David Himmelstein is an associate professor of medicine at Harvard Medical School and co-founder of Physicians for a National Health Program. The author of numerous studies and books, he is a leader in the movement for universal health care.
AARP: H.R. 676 does not address the problem of increasing healthcare costs. Rather, it allows costs to continue to grow. By 2016, projections show total health spending almost doubling to $4.1 trillion and consuming one-fifth of the nation’s gross domestic product. Possible efforts to control costs include: “comparative effectiveness” research, a generic pathway for biologic drugs, and increased attention to prevention and care coordination, none of which are included in H.R. 676.
Dr. David Himmelstein: There is absolutely no evidence that the AARP’s favored cost control mechanisms work. The CBO has refused to credit significant savings from care coordination, or prevention. The recently published Medicare Demonstration project of care coordination found no savings. A New England Journal of Medicine review of prevention found that most prevention efforts result in increased costs, not decreased.

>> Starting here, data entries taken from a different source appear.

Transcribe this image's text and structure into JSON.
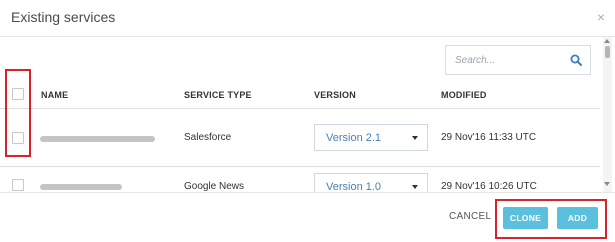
{
  "dialog": {
    "title": "Existing services",
    "close_glyph": "×"
  },
  "search": {
    "placeholder": "Search..."
  },
  "table": {
    "headers": {
      "name": "NAME",
      "service_type": "SERVICE TYPE",
      "version": "VERSION",
      "modified": "MODIFIED"
    },
    "rows": [
      {
        "name": "",
        "service_type": "Salesforce",
        "version": "Version 2.1",
        "modified": "29 Nov'16 11:33 UTC"
      },
      {
        "name": "",
        "service_type": "Google News",
        "version": "Version 1.0",
        "modified": "29 Nov'16 10:26 UTC"
      }
    ]
  },
  "footer": {
    "cancel_label": "CANCEL",
    "clone_label": "CLONE",
    "add_label": "ADD"
  },
  "colors": {
    "accent": "#5bc0de",
    "version_text": "#4a7fb3",
    "highlight": "#d8232a"
  },
  "icons": [
    "close-icon",
    "search-icon",
    "chevron-down-icon"
  ]
}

Comparative effectiveness research is worthwhile – as are prevention and care coordination – if done right – but is unlikely to significantly cut costs.